▸ Directions for this task
Write down every entry below once more, exactly.

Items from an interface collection
+--

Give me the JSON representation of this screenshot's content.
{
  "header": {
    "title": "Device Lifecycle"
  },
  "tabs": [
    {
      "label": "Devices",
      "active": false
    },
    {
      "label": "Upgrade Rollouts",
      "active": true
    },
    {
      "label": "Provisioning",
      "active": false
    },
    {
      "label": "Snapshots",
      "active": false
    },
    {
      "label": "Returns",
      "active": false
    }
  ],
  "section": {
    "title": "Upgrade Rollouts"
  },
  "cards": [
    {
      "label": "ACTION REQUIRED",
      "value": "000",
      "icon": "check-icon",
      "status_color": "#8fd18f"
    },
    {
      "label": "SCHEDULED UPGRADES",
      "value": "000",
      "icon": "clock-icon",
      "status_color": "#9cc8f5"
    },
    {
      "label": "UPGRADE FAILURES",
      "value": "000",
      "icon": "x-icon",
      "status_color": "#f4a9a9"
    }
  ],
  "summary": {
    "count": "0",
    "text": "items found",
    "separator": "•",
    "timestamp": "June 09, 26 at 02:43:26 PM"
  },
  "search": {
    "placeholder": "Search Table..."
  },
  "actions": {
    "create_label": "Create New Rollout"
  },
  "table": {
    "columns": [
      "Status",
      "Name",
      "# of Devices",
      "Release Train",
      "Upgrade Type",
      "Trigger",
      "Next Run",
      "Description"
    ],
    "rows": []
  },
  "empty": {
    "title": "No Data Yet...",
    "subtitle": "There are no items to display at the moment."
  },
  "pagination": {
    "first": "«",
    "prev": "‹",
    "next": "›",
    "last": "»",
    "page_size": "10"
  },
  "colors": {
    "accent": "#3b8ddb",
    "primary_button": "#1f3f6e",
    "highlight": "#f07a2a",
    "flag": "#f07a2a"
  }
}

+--

▸ Solution to the problem
Give me the JSON representation of this screenshot's content.
{
  "header": {
    "title": "Device Lifecycle"
  },
  "tabs": [
    {
      "label": "Devices",
      "active": false
    },
    {
      "label": "Upgrade Rollouts",
      "active": true
    },
    {
      "label": "Provisioning",
      "active": false
    },
    {
      "label": "Snapshots",
      "active": false
    },
    {
      "label": "Returns",
      "active": false
    }
  ],
  "section": {
    "title": "Upgrade Rollouts"
  },
  "cards": [
    {
      "label": "ACTION REQUIRED",
      "value": "000",
      "icon": "check-icon",
      "status_color": "#8fd18f"
    },
    {
      "label": "SCHEDULED UPGRADES",
      "value": "000",
      "icon": "clock-icon",
      "status_color": "#9cc8f5"
    },
    {
      "label": "UPGRADE FAILURES",
      "value": "000",
      "icon": "x-icon",
      "status_color": "#f4a9a9"
    }
  ],
  "summary": {
    "count": "0",
    "text": "items found",
    "separator": "•",
    "timestamp": "June 09, 26 at 02:43:26 PM"
  },
  "search": {
    "placeholder": "Search Table..."
  },
  "actions": {
    "create_label": "Create New Rollout"
  },
  "table": {
    "columns": [
      "Status",
      "Name",
      "# of Devices",
      "Release Train",
      "Upgrade Type",
      "Trigger",
      "Next Run",
      "Description"
    ],
    "rows": []
  },
  "empty": {
    "title": "No Data Yet...",
    "subtitle": "There are no items to display at the moment."
  },
  "pagination": {
    "first": "«",
    "prev": "‹",
    "next": "›",
    "last": "»",
    "page_size": "10"
  },
  "colors": {
    "accent": "#3b8ddb",
    "primary_button": "#1f3f6e",
    "highlight": "#f07a2a",
    "flag": "#f07a2a"
  }
}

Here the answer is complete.